Picture above: Fragment from the cover illustration of Philida by Joe McLaren.

Thank you to Rachel Zadok, the founder of Short Story Day Africa, for inspiring the ideas behind the criteria of the award.

You Make Me Possible at the Woordfees

wf_2019-4

One of my favourite events of the year opens the literary festival season and I am really looking forward to speaking about You Make Me Possible at the Woordfees with Kerneels Breytenbach on 6 March 2019, at 12:00, in the ATKV Boektent.

OUR LOVE LETTER

YMMP_cover

Karina Szczurek, in gesprek met Kerneels Breytenbach

 Aangebied deur Protea Boekhuis

Haar man het haar met briewe die hof gemaak, vertel Karina Szczurek van die skrywer André P. Brink, met wie sy ’n dekade getroud was. Nou is dié briefwisseling sedert hulle ontmoeting in Desember 2004 in Oostenryk deur Karina gebundel as laaste liefdestaak teenoor André. You Make Me Possible begin in die roes van die ontdekking van ’n geesgenoot, dokumenteer die brose begin van ’n byna onmoontlike verhouding, en daarna die verdieping daarvan tot ’n volwasse verhouding in ’n nuwe wereld van saamwees en erkenning. Kerneels Breytenbach vra haar uit.

6 Maart 12:00

60 min | ATKV Boektent

R55 | R70 by die deur

You Make Me Possible at the KKNK

The KKNK is turning 25 this year and it is my great pleasure to be part of the writers’ programme at the festival.

kknk2019

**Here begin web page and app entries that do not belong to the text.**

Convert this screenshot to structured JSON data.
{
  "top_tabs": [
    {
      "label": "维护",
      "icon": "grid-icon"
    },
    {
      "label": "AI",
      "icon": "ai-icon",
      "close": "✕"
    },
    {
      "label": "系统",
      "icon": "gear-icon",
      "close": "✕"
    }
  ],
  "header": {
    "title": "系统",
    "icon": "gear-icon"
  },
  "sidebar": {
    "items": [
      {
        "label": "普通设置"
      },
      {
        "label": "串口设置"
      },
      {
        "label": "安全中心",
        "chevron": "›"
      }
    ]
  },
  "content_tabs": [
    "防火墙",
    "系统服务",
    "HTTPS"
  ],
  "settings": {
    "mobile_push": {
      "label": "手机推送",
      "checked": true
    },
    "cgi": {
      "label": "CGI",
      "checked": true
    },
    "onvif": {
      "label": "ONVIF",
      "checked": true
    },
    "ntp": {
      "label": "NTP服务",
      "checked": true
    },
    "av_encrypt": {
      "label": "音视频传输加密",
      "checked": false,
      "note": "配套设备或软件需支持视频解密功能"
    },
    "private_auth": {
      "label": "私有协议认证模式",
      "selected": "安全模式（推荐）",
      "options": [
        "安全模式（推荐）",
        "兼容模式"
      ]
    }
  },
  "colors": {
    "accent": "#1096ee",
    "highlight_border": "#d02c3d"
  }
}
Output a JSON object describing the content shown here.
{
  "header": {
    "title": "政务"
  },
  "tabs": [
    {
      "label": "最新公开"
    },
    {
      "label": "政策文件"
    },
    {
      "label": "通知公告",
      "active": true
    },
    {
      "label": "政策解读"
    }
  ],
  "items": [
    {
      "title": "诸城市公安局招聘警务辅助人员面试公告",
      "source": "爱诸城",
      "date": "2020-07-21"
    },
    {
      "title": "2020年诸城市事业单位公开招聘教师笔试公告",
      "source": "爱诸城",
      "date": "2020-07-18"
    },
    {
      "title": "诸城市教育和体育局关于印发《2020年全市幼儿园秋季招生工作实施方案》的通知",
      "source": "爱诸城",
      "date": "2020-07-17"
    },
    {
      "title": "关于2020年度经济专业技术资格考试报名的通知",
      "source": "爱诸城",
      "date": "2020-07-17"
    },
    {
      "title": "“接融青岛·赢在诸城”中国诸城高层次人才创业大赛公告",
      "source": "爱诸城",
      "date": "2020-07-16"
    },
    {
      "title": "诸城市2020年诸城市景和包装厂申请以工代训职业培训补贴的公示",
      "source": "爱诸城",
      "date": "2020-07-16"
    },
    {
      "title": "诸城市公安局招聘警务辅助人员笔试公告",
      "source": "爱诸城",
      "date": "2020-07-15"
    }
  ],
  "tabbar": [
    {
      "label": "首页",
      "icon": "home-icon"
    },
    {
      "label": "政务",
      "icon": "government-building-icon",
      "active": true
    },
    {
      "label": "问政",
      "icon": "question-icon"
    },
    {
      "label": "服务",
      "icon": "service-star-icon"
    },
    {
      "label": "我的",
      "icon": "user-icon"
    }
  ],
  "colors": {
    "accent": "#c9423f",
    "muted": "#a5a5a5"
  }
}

“Die KKNK bied hope geleenthede om die room van die Suid-Afrikaanse kunste in verskeie genres, dissiplines en vorms te beleef. Vermaak vir oud en jonk word met ’n program propvol drama, humor, musiek, diskoers en vermaak aangebied. Die fees gee aanleiding tot die skep van nuwe materiaal soos toneelstukke wat spesiaal vir die KKNK geskryf word en jaarliks word die topkunstenaars en-produksies by die Fees vereer met Kanna-toekennings.”

YMMP_cover

YOU MAKE ME POSSIBLE: THE LOVE LETTERS OF KARINA M. SZCZUREK & ANDRÉ BRINK

MET Karina Szczurek en Erns Grundling (gespreksleier)

Novelist André Brink married Karina Szczurek when he was 71 and she was 29. They were together for ten years before he died on a plane, beside her, high above Africa in February 2015.

Selected and edited by Karina M. Szczurek, the love letters between herself and André included in You Make Me Possible tell in detail the story of how they met in Austria in December 2004, fell in love, and decided to forge a future together. The intense correspondence which followed in the weeks after their fateful encounter recounts their courtship in words, revealing their initially unacknowledged attraction, their fears and longings, and writing a new world of recognition and togetherness into being. The letters chronicle the time between their first meeting and Karina’s decision to relocate to South Africa to be with André in 2005 – a relationship which lasted until his death in 2015.

Engels | Gesin | 60 min

22 Maart 15:30